And what's happening on the Hunger Games side is the original levers of Hunger Games have really energized and are super excited and picked this movie up and kind of put it on their back and created a lot of chatter. But we've also seen is a new generation. The kids of those fans who are now taking mom and dad's book, book sales are going up because those -- that next generation is finding the franchise, the powering the first four movies and want to see the next one.
So between the research and data that came out of that initiative, coupled with who’ve seen the movie. And it is just a spectacular piece of cinema. And so, those things have us very, very excited about what's going to happen for us this fall.
I'll give you a little more color, Martin, on the -- Alan, sorry, in terms of the increased production spend. You see that mostly on the studio side, right, as you ramp up on your theatrical slate and filling the demand on television production and a little more modest settling of production spend on STARZ side as they manage our portfolio programming.
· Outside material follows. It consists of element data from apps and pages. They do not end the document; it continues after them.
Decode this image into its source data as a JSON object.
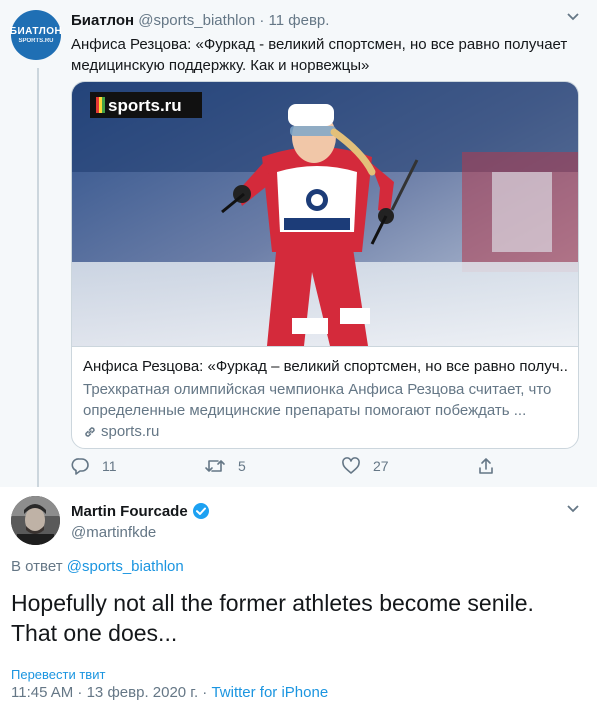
{
  "parent_tweet": {
    "author_name": "Биатлон",
    "author_handle": "@sports_biathlon",
    "separator": " · ",
    "date": "11 февр.",
    "avatar_text": [
      "БИАТЛОН",
      "SPORTS.RU"
    ],
    "text": "Анфиса Резцова: «Фуркад - великий спортсмен, но все равно получает медицинскую поддержку. Как и норвежцы»",
    "card": {
      "image_watermark": "sports.ru",
      "title": "Анфиса Резцова: «Фуркад – великий спортсмен, но все равно получ...",
      "description": "Трехкратная олимпийская чемпионка Анфиса Резцова считает, что определенные медицинские препараты помогают побеждать ...",
      "domain": "sports.ru"
    },
    "actions": {
      "reply_count": "11",
      "retweet_count": "5",
      "like_count": "27"
    }
  },
  "reply_tweet": {
    "author_name": "Martin Fourcade",
    "author_handle": "@martinfkde",
    "verified": true,
    "reply_to_prefix": "В ответ",
    "reply_to_handle": "@sports_biathlon",
    "text": "Hopefully not all the former athletes become senile. That one does...",
    "translate_label": "Перевести твит",
    "time": "11:45 AM · 13 февр. 2020 г. · ",
    "source": "Twitter for iPhone"
  },
  "colors": {
    "accent": "#1b95e0",
    "muted": "#657786",
    "background_parent": "#f5f8fa",
    "border": "#ccd6dd",
    "verified": "#1da1f2"
  }
}
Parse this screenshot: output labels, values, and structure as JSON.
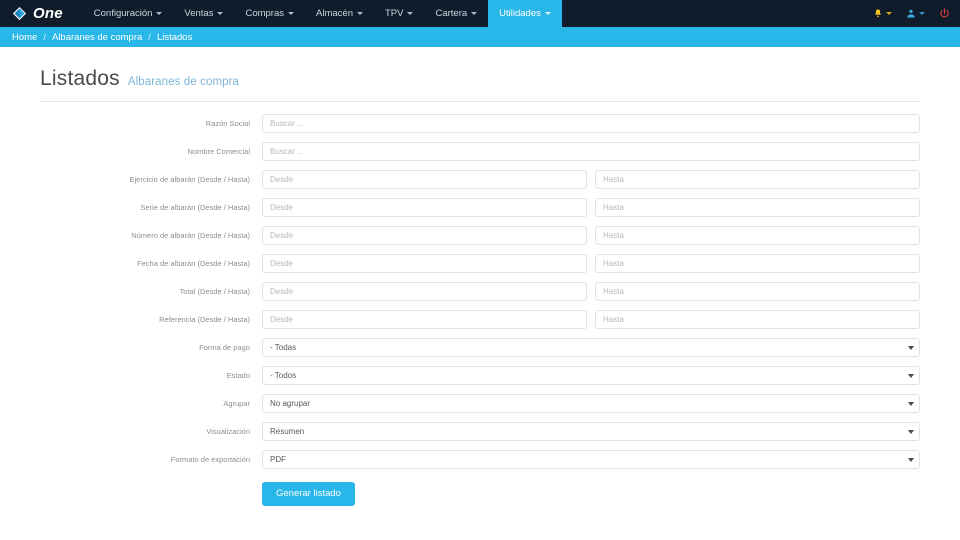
{
  "navbar": {
    "brand": "One",
    "brand_icon": "diamond-logo-icon",
    "items": [
      {
        "label": "Configuración",
        "active": false
      },
      {
        "label": "Ventas",
        "active": false
      },
      {
        "label": "Compras",
        "active": false
      },
      {
        "label": "Almacén",
        "active": false
      },
      {
        "label": "TPV",
        "active": false
      },
      {
        "label": "Cartera",
        "active": false
      },
      {
        "label": "Utilidades",
        "active": true
      }
    ],
    "right_icons": [
      {
        "name": "bell-icon",
        "glyph": "●"
      },
      {
        "name": "user-icon",
        "glyph": "●"
      },
      {
        "name": "power-icon",
        "glyph": "⏻"
      }
    ]
  },
  "breadcrumb": {
    "home": "Home",
    "section": "Albaranes de compra",
    "current": "Listados",
    "separator": "/"
  },
  "header": {
    "title": "Listados",
    "subtitle": "Albaranes de compra"
  },
  "form": {
    "text_rows": [
      {
        "label": "Razón Social",
        "type": "single",
        "placeholder": "Buscar ...",
        "value": ""
      },
      {
        "label": "Nombre Comercial",
        "type": "single",
        "placeholder": "Buscar ...",
        "value": ""
      },
      {
        "label": "Ejercicio de albarán (Desde / Hasta)",
        "type": "range",
        "placeholder_from": "Desde",
        "placeholder_to": "Hasta",
        "value_from": "",
        "value_to": ""
      },
      {
        "label": "Serie de albarán (Desde / Hasta)",
        "type": "range",
        "placeholder_from": "Desde",
        "placeholder_to": "Hasta",
        "value_from": "",
        "value_to": ""
      },
      {
        "label": "Número de albarán (Desde / Hasta)",
        "type": "range",
        "placeholder_from": "Desde",
        "placeholder_to": "Hasta",
        "value_from": "",
        "value_to": ""
      },
      {
        "label": "Fecha de albarán (Desde / Hasta)",
        "type": "range",
        "placeholder_from": "Desde",
        "placeholder_to": "Hasta",
        "value_from": "",
        "value_to": ""
      },
      {
        "label": "Total (Desde / Hasta)",
        "type": "range",
        "placeholder_from": "Desde",
        "placeholder_to": "Hasta",
        "value_from": "",
        "value_to": ""
      },
      {
        "label": "Referencia (Desde / Hasta)",
        "type": "range",
        "placeholder_from": "Desde",
        "placeholder_to": "Hasta",
        "value_from": "",
        "value_to": ""
      }
    ],
    "select_rows": [
      {
        "label": "Forma de pago",
        "value": "- Todas"
      },
      {
        "label": "Estado",
        "value": "- Todos"
      },
      {
        "label": "Agrupar",
        "value": "No agrupar"
      },
      {
        "label": "Visualización",
        "value": "Resumen"
      },
      {
        "label": "Formato de exportación",
        "value": "PDF"
      }
    ],
    "submit_label": "Generar listado"
  },
  "colors": {
    "navbar_bg": "#101c2b",
    "accent": "#29b6e8",
    "title": "#4a4a4a",
    "subtitle": "#7db6d8",
    "label": "#8a8f94",
    "border": "#dfe2e5"
  }
}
Thanks, Alan. Operator, could we get the last question, please?
The last question comes from [Devin Brisco] (ph) with Bull Research. Please go ahead.
Thanks for the question. I have a follow-up really on the last content spend question. I'm curious, as you get closer to a potential spin, how you think about managing STARZ and specifically the domestic business, how do you think about managing profit and free cash flow growth versus further investment in scaling the sub base?
It's Jeff. I'll start and Jim can jump in. Look, like we said, we've got two really, really valuable core demos, as I said, are hard to replicate. It really makes us a great complementary service to almost anybody out there. We do think there's a lot of opportunity domestically. TAM is somewhere between $70 million to $80 million. So we've got a long way to go to drive in that business. And we do think that long-term margins should hover approximately around 20%. And so we're on a path to get there. And so we'll start to manage toward that long-term goal.
Yes. And I would note that this was a year where we expanded our programming from six to 11 originals. So obviously, to get to that sort of run rate position, we actually spent a fair amount of more free cash and made a bigger investment in that business. We expect that to turn around, get the benefits of that going forward. I wouldn't expect to actually expand that programming much beyond that for at least a year, maybe even a little bit more than that because we manage with that amount of original programming plus.
As Jeff mentioned, we have the Lions Gate Pay 1 movies coming down and the Universal Pay 2. So we're going to have a really full Motion Picture slate, which actually all the streamers are starting to realize that these well-marketed movies that go into the marketplace with a lot of recognition don't require nearly as much marketing spend from the streamers. So we think we're in really good shape from the perspective of free cash flow and sort of where that business is and sort of getting to a position of financing itself.
Thanks, Devin. And thanks, everyone. Please refer to the Press Releases and Events tab under the Investor Relations section of the company's website for a discussion of certain non-GAAP forward-looking measures discussed on this call. Thanks all.
The conference has now concluded. Thank you for attending today's presentation. You may all disconnect.